There were four of us, two boys and two girls, all born in the 1950s near Dundrum village. In the summer our father would take us to Killiney beach by train. Preparation for these outings involved making a big pack of sandwiches, gathering buckets and spades, a rug, jackets in case the weather changed, and sugar and milk for tea.

All this was packed into my father’s haversack, which had accompanied him since his time in the Home Guard during the war. At the time, Killiney strand housed a line of huts where women sold pots of tea. My parents always went to the same woman.

My father gave us swimming lessons, holding us by the chin and showing us how to use our arms and legs. He always wore the same black, woollen swimming togs. During one outing we noticed the moths had been having a feast. As he strolled down to the water, we could see that his togs were full of holes. A group of ladies nearby who saw this were in fits.

The snap is of me and my brother on the beach in Killiney on one of those wonderful summer outings. Ann O’Rourke



Queen Beatrix

We met “Queen Beatrix” on the Canary Islands, in the gay hot spot that is the Yumbo Centre on summer holiday in 2005. One night, a gang of us stumbled across something we had never seen before: a Dutch-themed gay bar. The walls were adorned with pictures of the Danish royal family and Queen Beatrix herself (Princess Beatrix since her abdication last year).

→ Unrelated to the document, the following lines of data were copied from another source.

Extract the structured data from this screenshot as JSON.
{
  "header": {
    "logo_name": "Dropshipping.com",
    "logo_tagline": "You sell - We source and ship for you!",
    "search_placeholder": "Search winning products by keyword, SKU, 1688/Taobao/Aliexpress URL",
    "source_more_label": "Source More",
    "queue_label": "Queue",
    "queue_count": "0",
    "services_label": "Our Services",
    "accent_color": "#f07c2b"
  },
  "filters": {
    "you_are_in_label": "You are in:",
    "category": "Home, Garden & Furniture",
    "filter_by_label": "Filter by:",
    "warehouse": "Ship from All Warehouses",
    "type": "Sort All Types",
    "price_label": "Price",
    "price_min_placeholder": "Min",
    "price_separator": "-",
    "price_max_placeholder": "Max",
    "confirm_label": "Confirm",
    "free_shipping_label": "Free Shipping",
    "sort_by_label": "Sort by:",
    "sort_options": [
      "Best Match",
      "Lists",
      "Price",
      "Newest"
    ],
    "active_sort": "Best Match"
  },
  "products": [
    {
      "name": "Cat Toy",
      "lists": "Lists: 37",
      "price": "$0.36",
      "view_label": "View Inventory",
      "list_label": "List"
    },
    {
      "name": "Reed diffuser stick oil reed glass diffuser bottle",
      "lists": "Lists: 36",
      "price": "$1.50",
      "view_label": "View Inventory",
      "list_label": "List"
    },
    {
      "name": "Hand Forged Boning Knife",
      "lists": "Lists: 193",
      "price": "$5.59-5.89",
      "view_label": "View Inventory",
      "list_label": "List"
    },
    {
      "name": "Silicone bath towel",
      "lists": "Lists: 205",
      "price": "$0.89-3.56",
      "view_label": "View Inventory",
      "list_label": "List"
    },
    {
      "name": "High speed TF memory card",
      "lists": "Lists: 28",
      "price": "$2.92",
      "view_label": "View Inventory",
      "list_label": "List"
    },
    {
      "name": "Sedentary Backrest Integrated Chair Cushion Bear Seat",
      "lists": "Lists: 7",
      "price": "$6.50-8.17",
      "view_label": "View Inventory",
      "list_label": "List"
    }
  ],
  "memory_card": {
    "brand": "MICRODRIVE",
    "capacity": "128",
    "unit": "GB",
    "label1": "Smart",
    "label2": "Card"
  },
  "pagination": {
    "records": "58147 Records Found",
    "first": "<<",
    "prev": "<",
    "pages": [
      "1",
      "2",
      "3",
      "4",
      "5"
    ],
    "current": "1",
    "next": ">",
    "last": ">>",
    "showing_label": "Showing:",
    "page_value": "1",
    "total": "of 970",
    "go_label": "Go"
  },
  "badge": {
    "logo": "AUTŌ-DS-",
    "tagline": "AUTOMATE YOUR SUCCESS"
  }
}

Dutch gays love Queen Beatrix, as she is a long-time supporter of LBGT rights. On our way out of the bar, we bumped into Queen Beatrix herself. That’s me in the glasses on the right.

We returned to the bar for one more drink and persuaded the “queen” to regale us with tales of the palace and gossip about other royals. The boring truth? It was a random, albeit very posh, Dutch lady who bore more than a passing resemblance to the actual queen.

We ended up enjoying a mad night out, with all the bar patrons cheering for the queen(s). This picture brings back memories of a fantastic summer night out. I still like to think maybe it was the real Beatrix, slumming it for a night.

Paul Dunphy

The Irish Times Logo
Commenting on The Irish Times has changed. To comment you must now be an Irish Times subscriber.
Error Image
The account details entered are not currently associated with an Irish Times subscription. Please subscribe to sign in to comment.
Comment Sign In

Forgot password?
The Irish Times Logo
Thank you
You should receive instructions for resetting your password. When you have reset your password, you can Sign In.
The Irish Times Logo
Please choose a screen name. This name will appear beside any comments you post. Your screen name should follow the standards set out in our community standards.
Screen Name Selection


Please choose a screen name. This name will appear beside any comments you post. Your screen name should follow the standards set out in our community standards.

The Irish Times Logo
Commenting on The Irish Times has changed. To comment you must now be an Irish Times subscriber.
Forgot Password
Please enter your email address so we can send you a link to reset your password.

Sign In

Your Comments
We reserve the right to remove any content at any time from this Community, including without limitation if it violates the Community Standards. We ask that you report content that you in good faith believe violates the above rules by clicking the Flag link next to the offending comment or by filling out this form. New comments are only accepted for 3 days from the date of publication.